■ TASK GOAL:
Whenever a line in the listing contains "نیاز", copy that line.

■ SOURCE MATERIAL:
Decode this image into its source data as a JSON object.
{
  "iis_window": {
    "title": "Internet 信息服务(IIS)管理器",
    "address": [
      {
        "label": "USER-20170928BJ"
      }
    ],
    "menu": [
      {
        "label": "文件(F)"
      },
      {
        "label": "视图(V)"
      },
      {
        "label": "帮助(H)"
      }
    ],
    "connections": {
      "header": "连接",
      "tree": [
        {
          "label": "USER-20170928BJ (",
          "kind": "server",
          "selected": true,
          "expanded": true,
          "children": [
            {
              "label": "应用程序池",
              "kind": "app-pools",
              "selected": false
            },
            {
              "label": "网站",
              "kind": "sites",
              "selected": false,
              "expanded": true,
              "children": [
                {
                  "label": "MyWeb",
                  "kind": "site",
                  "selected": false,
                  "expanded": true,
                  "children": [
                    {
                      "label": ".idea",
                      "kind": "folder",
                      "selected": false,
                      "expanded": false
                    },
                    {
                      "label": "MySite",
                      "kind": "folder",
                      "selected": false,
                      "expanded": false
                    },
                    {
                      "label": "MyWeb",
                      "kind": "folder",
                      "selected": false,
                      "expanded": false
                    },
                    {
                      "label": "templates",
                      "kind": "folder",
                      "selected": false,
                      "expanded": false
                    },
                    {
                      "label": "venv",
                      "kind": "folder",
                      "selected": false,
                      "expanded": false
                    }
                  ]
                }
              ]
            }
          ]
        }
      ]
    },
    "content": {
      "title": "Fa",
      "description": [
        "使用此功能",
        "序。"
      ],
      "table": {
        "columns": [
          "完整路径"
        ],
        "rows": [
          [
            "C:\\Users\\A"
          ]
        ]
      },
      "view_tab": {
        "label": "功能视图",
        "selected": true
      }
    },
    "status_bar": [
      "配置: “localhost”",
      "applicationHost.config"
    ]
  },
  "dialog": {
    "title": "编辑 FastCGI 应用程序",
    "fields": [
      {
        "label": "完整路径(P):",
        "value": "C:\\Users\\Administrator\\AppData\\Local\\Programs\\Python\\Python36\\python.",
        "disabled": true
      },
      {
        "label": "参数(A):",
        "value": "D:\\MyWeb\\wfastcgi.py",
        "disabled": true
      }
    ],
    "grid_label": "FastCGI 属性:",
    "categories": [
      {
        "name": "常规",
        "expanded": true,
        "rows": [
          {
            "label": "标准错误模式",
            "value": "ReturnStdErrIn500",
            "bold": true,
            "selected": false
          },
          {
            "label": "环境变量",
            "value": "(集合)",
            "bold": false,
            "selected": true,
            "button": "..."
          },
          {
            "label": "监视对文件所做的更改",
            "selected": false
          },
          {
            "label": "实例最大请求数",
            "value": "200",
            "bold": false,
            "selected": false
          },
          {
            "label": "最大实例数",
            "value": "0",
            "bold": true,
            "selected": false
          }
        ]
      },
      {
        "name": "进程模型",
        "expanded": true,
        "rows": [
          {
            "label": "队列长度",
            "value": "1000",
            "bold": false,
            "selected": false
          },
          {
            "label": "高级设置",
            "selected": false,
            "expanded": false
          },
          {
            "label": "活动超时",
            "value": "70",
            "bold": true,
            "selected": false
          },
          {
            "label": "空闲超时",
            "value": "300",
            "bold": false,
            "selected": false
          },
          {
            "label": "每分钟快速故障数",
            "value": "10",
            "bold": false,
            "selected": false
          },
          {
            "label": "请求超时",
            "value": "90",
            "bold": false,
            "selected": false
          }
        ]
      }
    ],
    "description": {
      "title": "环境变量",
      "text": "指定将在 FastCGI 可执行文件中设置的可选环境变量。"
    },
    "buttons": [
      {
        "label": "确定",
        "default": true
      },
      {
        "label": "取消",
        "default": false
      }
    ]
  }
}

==

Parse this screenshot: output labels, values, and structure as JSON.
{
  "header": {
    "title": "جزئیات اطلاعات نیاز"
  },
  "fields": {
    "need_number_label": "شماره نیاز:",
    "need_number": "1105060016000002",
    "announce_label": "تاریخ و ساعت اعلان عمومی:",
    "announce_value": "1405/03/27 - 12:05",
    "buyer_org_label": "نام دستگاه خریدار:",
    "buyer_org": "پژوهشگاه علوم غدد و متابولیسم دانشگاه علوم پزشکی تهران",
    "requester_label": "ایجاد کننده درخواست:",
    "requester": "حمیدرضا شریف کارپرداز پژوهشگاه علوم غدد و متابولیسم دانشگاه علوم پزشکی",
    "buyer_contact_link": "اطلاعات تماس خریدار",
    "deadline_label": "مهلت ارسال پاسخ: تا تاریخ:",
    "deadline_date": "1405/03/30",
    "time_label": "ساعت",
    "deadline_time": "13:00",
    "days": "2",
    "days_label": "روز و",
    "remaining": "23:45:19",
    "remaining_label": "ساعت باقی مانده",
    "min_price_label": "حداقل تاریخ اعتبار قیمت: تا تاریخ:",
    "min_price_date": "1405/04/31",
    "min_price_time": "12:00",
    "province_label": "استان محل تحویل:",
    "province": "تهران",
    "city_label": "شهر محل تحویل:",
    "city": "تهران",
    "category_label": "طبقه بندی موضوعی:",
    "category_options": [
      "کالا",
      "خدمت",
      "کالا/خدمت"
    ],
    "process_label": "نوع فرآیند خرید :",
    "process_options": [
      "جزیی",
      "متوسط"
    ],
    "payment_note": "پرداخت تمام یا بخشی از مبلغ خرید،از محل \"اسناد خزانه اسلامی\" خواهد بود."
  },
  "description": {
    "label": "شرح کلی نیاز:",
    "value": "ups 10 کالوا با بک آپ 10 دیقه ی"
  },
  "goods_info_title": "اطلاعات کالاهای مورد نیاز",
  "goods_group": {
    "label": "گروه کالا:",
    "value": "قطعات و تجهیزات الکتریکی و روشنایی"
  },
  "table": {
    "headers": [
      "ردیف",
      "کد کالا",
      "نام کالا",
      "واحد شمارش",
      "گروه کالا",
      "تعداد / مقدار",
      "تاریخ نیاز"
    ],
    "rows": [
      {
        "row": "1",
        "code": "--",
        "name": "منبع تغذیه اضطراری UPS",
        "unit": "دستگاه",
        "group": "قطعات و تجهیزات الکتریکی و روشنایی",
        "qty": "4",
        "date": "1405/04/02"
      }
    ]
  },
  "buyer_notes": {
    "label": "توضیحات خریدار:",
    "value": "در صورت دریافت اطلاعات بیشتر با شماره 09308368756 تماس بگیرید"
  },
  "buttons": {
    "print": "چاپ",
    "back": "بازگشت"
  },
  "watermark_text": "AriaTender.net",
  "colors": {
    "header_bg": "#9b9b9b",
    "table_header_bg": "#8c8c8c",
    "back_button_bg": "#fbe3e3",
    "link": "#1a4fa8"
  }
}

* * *

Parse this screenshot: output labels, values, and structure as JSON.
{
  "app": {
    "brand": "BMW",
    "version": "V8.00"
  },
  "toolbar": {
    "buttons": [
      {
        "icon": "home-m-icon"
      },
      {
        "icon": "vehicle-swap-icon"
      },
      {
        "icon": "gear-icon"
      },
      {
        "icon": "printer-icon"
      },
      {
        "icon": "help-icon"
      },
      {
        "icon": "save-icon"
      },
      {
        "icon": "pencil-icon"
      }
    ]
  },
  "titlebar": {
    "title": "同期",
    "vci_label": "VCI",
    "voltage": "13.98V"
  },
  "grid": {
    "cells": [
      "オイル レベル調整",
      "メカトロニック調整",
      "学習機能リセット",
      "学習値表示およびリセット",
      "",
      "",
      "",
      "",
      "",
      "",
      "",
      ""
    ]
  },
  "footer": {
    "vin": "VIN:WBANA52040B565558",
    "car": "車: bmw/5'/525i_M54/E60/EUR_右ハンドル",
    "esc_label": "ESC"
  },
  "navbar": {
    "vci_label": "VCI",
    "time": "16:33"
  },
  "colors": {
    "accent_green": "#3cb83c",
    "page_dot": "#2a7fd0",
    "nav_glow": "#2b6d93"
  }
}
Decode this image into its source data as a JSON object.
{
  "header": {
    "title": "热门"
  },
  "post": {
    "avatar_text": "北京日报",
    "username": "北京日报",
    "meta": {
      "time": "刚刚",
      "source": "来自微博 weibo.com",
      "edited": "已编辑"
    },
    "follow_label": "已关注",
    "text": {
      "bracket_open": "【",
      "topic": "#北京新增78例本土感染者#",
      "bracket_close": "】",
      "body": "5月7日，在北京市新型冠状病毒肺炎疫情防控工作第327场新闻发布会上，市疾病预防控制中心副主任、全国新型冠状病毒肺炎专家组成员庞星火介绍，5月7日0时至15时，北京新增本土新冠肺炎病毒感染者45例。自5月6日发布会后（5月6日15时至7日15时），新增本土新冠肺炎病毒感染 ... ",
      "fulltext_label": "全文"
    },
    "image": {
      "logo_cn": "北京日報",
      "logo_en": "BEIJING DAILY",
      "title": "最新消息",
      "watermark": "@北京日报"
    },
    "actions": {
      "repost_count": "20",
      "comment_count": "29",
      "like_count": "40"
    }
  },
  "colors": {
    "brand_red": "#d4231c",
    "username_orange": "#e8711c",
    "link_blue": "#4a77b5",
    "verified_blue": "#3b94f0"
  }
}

■ WORKED SOLUTION:
    "title": "جزئیات اطلاعات نیاز"
    "need_number_label": "شماره نیاز:",
    "label": "شرح کلی نیاز:",
  "goods_info_title": "اطلاعات کالاهای مورد نیاز",
      "تاریخ نیاز"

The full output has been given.